Provided records>
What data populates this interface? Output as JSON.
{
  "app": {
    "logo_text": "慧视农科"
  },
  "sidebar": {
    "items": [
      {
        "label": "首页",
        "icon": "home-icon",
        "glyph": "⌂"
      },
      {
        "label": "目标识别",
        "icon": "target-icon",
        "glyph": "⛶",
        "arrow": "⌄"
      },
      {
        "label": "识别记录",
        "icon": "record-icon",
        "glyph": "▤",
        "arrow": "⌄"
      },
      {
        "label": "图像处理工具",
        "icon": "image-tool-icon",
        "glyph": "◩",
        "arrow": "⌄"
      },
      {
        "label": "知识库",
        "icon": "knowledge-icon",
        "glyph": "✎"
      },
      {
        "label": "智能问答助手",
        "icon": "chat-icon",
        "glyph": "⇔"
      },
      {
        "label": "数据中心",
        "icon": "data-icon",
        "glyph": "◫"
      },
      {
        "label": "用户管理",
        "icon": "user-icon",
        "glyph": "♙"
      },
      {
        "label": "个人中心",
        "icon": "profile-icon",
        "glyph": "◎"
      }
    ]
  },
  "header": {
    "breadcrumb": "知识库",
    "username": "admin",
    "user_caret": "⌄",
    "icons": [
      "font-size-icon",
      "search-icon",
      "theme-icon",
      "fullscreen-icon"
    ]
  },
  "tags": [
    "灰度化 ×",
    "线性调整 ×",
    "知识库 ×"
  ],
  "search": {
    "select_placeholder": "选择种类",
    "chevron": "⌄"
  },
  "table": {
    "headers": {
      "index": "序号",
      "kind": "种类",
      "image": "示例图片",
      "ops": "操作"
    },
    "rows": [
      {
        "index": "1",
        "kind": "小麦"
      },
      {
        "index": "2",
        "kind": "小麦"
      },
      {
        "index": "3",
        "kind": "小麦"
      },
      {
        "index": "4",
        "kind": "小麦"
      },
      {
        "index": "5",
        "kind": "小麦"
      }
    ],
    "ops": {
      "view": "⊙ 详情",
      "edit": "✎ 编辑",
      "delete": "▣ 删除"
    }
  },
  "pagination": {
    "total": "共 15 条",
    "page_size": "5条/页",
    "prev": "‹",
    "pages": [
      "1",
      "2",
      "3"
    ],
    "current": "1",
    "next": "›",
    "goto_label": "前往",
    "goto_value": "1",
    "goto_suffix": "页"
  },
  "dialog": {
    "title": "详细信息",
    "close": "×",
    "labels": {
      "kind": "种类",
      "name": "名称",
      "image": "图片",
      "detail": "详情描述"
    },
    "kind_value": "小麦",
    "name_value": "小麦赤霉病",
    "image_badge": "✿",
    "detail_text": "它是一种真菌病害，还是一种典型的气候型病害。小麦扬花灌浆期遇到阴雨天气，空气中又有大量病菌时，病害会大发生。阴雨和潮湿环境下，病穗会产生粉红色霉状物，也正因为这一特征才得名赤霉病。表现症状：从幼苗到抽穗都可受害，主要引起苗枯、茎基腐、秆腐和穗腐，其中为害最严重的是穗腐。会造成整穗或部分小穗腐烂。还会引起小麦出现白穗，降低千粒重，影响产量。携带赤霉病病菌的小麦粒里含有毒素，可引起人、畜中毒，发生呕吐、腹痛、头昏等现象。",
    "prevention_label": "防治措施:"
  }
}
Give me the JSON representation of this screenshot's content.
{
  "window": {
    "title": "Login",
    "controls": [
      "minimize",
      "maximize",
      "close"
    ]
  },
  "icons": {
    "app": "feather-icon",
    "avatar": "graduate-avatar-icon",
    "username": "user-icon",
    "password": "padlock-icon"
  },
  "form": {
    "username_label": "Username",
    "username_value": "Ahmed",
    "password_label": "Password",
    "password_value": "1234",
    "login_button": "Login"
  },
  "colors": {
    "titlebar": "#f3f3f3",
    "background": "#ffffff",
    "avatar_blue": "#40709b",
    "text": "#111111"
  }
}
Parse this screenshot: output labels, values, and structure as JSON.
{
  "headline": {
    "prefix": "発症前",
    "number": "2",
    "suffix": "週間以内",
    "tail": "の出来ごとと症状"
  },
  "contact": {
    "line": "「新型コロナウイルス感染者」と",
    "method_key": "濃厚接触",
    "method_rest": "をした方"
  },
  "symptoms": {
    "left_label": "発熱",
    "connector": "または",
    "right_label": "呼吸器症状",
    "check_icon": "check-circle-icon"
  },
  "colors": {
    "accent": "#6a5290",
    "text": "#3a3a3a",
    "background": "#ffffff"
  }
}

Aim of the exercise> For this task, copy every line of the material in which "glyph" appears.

Exercise solution>
        "glyph": "⌂"
        "glyph": "⛶",
        "glyph": "▤",
        "glyph": "◩",
        "glyph": "✎"
        "glyph": "⇔"
        "glyph": "◫"
        "glyph": "♙"
        "glyph": "◎"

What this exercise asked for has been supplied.